When Mkhondo got out of the patrol vehicle‚ Momberg — without provocation — pointed at him and called him a “useless k*****”. This happened before Mkhondo had said a word to Momberg.
Momberg used the k-word a number of times‚ a video that went viral last June showed. Mkhondo laid a complaint of crimen injuria.
That criminal case is under way and will resume on Friday at the Randburg Magistrate’s Court.
Mkhondo also approached the Equality Court where he asked for an order declaring Momberg’s statements against him constituted hate speech.
In addition to the R150 000 damages‚ Mkhondo and the commission want Momberg to make an unconditional apology to the policeman and to all black South Africans.
The Equality Court‚ sitting in Randburg‚ heard closing arguments on Monday following testimony in February.
Counsel for Mkhondo and the commission Usha Dayanand-Jugroop said Mkhondo had testified that Momberg should pay damages because her conduct constituted hate speech and that she could not insult people.
Dayanand-Jugroop said the Equality Act enjoined a court adjudicating a hate speech complaint to be mindful of the fact that unfair discrimination remained embedded in practises‚ and attitudes.
She referred to a judgment passed by Chief Justice Mogoeng Mogoeng who said that “the word k***** was meant to visit the worst kind” of insult on another person.

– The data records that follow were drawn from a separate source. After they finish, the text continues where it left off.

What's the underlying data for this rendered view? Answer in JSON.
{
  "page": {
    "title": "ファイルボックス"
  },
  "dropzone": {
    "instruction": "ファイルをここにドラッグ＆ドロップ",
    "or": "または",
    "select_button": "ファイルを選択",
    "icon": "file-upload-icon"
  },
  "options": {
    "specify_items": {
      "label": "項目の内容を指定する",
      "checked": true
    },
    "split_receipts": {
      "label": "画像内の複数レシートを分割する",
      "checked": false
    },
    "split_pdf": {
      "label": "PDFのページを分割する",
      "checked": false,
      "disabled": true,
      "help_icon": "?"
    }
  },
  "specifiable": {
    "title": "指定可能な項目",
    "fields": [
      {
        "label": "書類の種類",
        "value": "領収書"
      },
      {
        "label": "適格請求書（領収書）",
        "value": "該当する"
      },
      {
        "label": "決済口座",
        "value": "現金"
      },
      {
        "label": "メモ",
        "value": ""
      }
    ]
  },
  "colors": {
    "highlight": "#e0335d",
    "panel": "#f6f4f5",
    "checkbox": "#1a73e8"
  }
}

Mogoeng also said the word had been calculated to achieve its set objective of delivering the harshest and most hurtful blow against African people.

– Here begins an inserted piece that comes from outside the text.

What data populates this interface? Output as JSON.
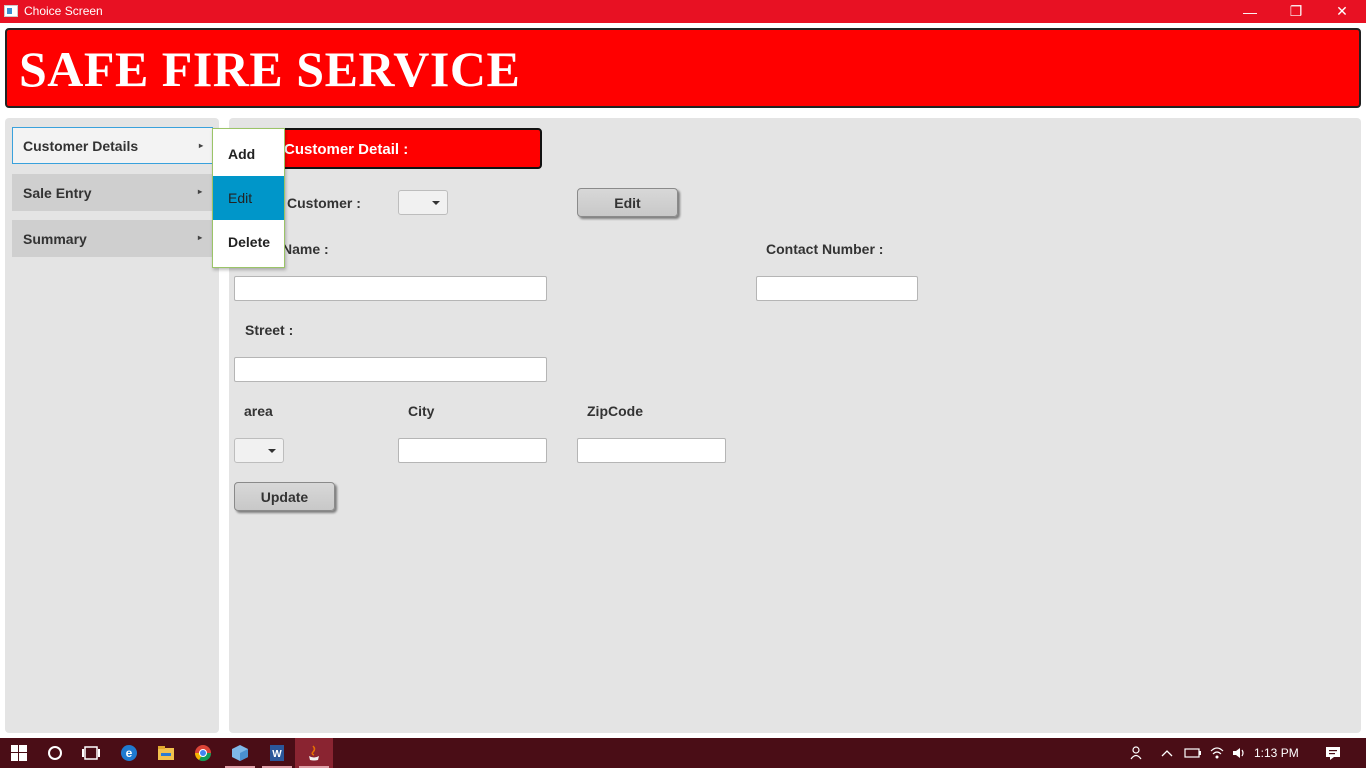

Dayanand-Jugroop said Mkhondo had made out a case that his dignity had been infringed and that he had suffered emotionally as a result of Momberg’s tirade.
Momberg’s lawyer Joe Davidovitz said the reason Momberg testified was to allow the court to determine whether there had been intentional hate speech on her part.
“She was a victim of a vicious attempted hijacking and a smash and grab. We must begin there‚” Davidovitz said.
He said Momberg’s case was distinguishable from that of Penny Sparrow‚ a white woman who wrote a racist post about black people on Durban beaches.
Davidovitz said Sparrow wrote her post out of spite and hate without any provocation.
“The provocation in this case was the smash and grab. Momberg suffered and this crime was committed by a black person.”
Davidovitz said Momberg lashed out angrily at Mkhondo because of the trauma she had suffered.
“Ms Momberg’s utterances should not be seen as hateful‚ especially towards black people. Her words were hateful to everybody who was there as a result of her state of mind. She was also a victim‚” Davidovitz said.
The court will pass judgment on June 8.